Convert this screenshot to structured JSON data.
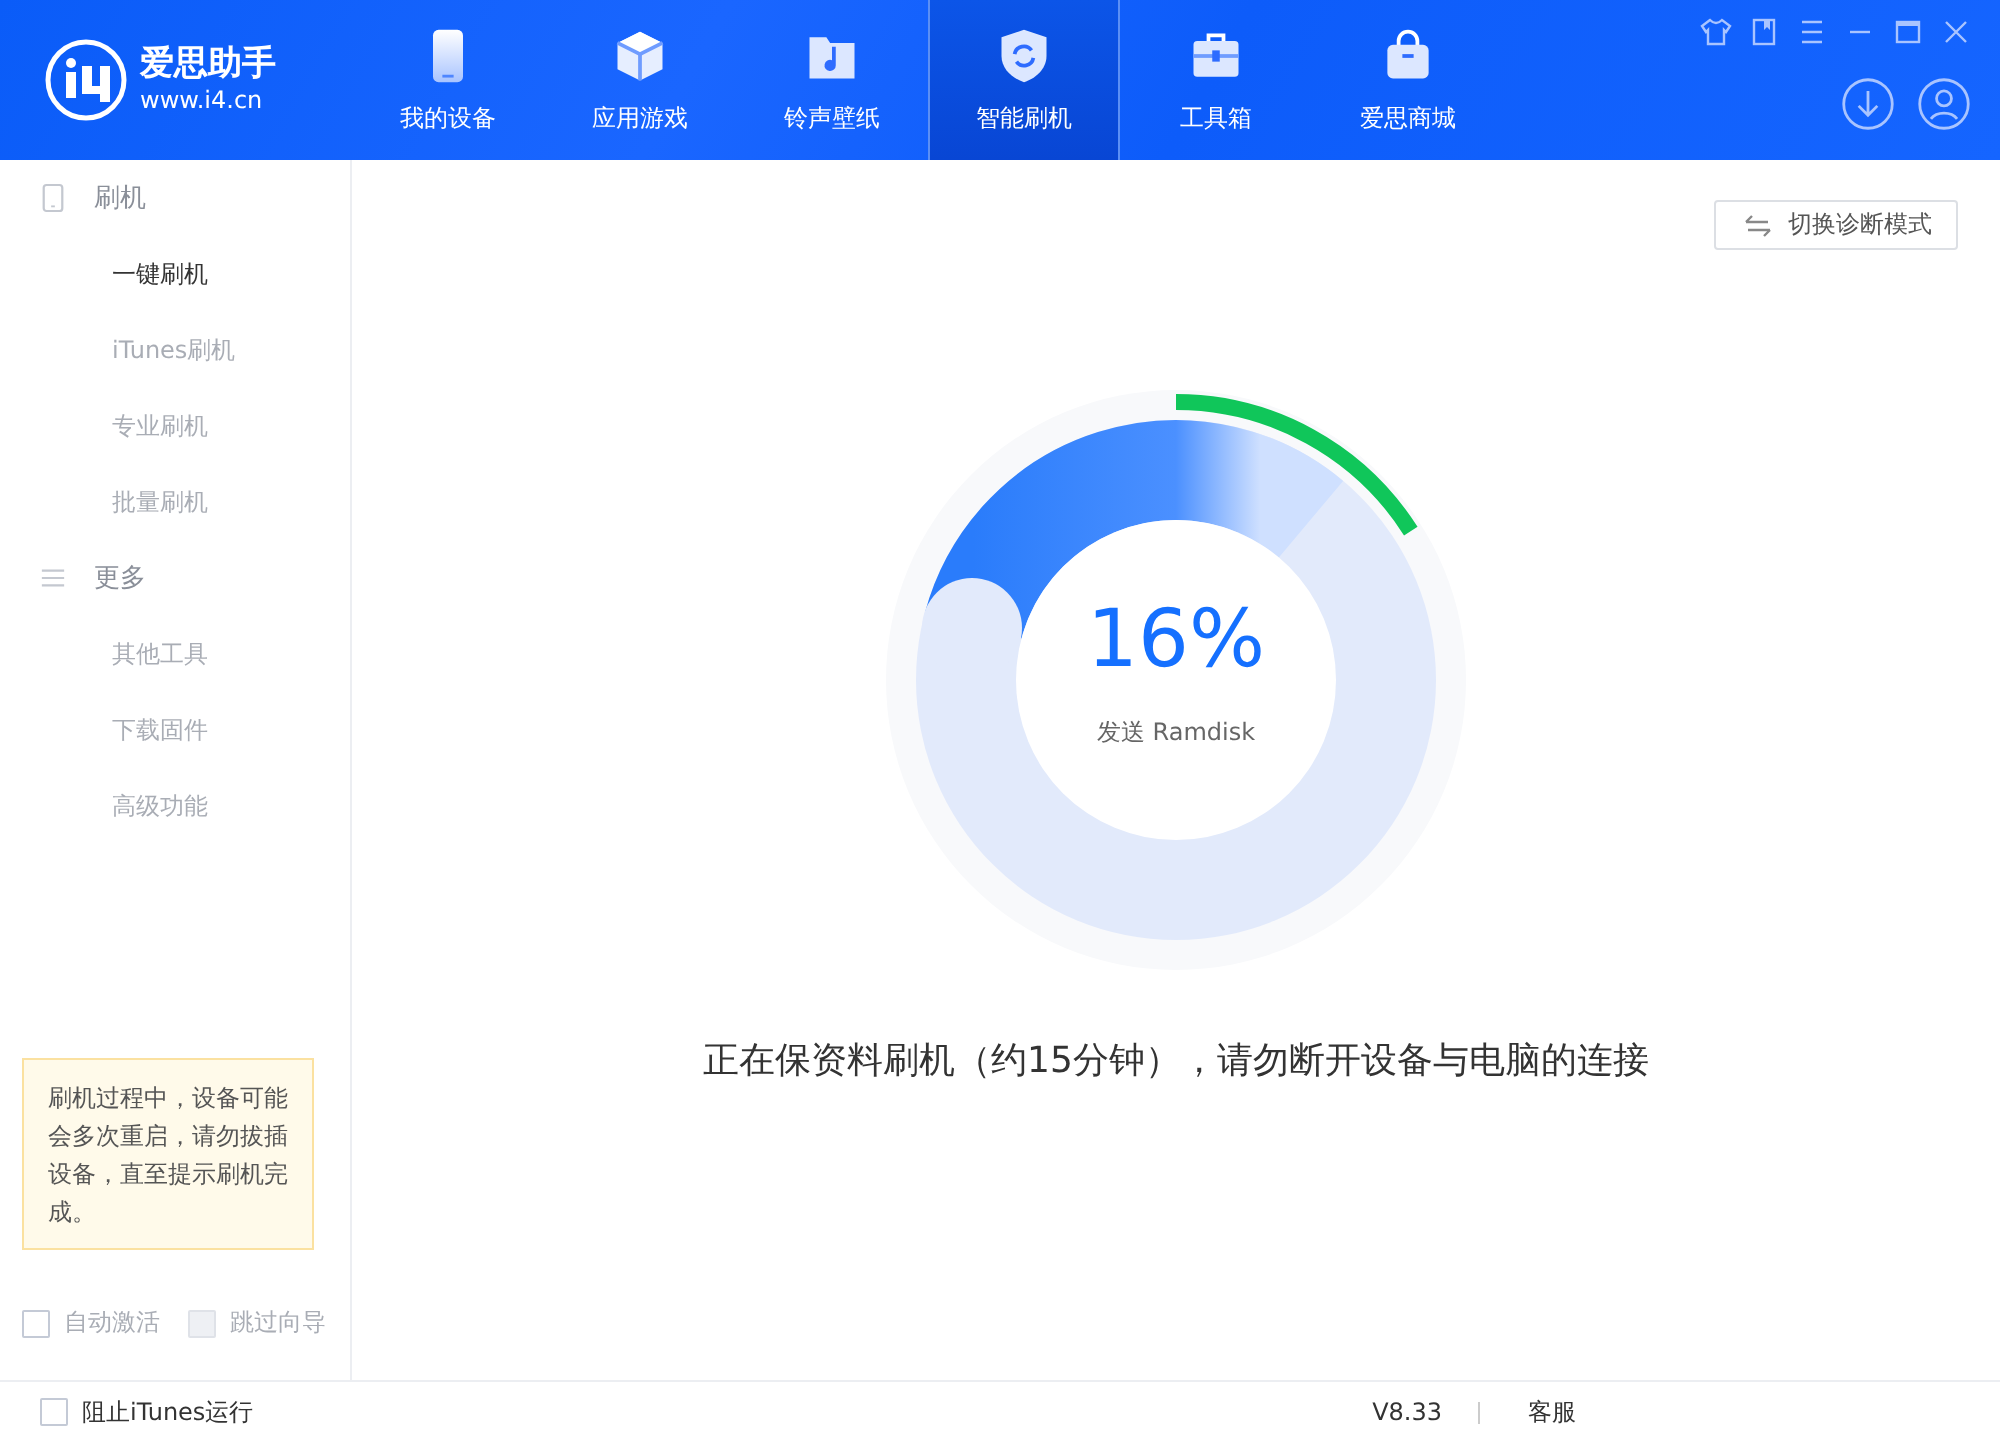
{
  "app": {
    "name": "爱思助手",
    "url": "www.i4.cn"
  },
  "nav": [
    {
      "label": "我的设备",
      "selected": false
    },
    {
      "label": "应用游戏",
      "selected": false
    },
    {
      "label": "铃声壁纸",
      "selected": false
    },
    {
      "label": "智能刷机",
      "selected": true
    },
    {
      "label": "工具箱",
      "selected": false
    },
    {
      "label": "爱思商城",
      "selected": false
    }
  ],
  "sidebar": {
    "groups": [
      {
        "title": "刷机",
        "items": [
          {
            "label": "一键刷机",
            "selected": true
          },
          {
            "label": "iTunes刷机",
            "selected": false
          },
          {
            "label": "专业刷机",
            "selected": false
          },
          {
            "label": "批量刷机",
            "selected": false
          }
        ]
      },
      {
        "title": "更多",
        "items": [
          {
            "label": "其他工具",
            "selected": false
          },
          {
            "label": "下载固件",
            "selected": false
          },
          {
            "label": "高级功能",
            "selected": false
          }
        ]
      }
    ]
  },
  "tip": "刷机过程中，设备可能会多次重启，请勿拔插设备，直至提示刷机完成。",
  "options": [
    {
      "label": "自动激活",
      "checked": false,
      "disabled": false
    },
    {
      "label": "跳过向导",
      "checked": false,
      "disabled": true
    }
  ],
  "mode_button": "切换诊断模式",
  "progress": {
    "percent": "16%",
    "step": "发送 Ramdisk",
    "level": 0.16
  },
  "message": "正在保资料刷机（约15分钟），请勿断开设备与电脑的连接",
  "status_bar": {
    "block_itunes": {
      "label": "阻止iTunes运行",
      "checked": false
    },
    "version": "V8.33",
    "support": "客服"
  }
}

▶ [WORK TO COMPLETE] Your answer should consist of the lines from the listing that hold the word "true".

▶ [RESULT OF THE TASK]
      "selected": true
            "selected": true
      "disabled": true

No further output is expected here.